In 1969, Niazi quit JI and joined the PPP. The party’s ideologues opposed his entry, but Bhutto reasoned that the presence of a former JI man in the PPP would suit the party in its propaganda war against the religious parties.
When the PPP swept the 1970 elections in the two largest provinces of West Pakistan (Punjab and Sindh), Niazi won his National Assembly seat in Sialkot by getting over 90,000 votes!
Running on a PPP ticket, Niazi was up against some stiff opposition. But ironically, though he had followed JI’s anti-Ahmadi line when he was in that party, as a PPP candidate in 1970, he courted the Ahmadi community of Sialkot and promised it that the PPP was committed to continue recognising the Ahmadis as a legitimate Islamic sect.
The Ahmadis of the area voted for him in droves and he was able to defeat his rivals with a huge margin.
Niazi was made Minister of Religious Affairs by Bhutto when he took power in 1972. But in spite of the fact that Niazi’s growing liking for alcohol attracted taunts from JI, it was Niazi who convinced a reluctant Bhutto to agree to the religious parties’ demand of deeming the Ahmadis a minority and a non-Muslim community.

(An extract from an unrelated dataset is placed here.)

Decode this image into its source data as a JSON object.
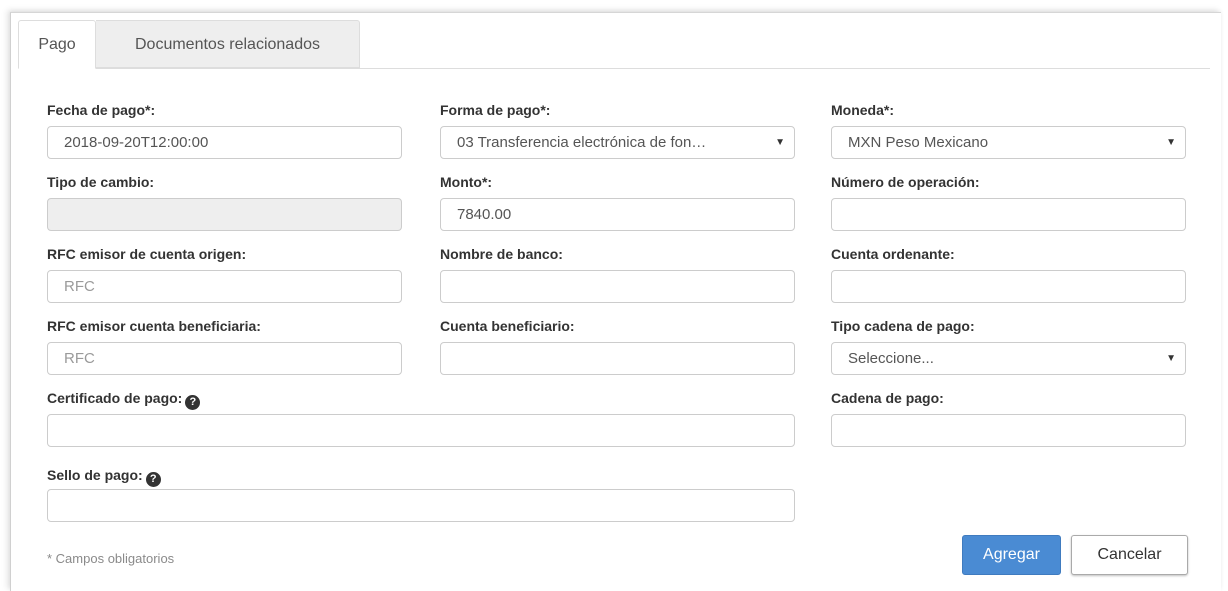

Then, when religious parties were agitating against the Bhutto regime in 1977, Niazi advised Bhutto to ban the sale of alcoholic beverages, nightclubs and bars so that the religious parties could be brought to the negotiating table.
After General Ziaul Haq toppled the regime in July 1977, some surviving founding members of the PPP accused Niazi of ‘taking Bhutto for a ride.’
Niazi quit the party in 1978 and formed his own party. But as a politician, his career was as good as over and he returned to being an Islamic orator. He passed away in 1993.
Between the emergence of the term ‘Maulana Whiskey’ (in the early 1970s) and ‘Disco Moulvi’ (possibly in 1977), another term in this context became popular. It was ‘Maulana Hippie.’
Hippies – a freewheeling cultural phenomenon that emerged in the West in the 1960s – spread out in the rest of the world when young Western men and women began travelling to non-western countries to look for the kind of ‘spiritualism’ that they believed their post-industrial societies had eschewed.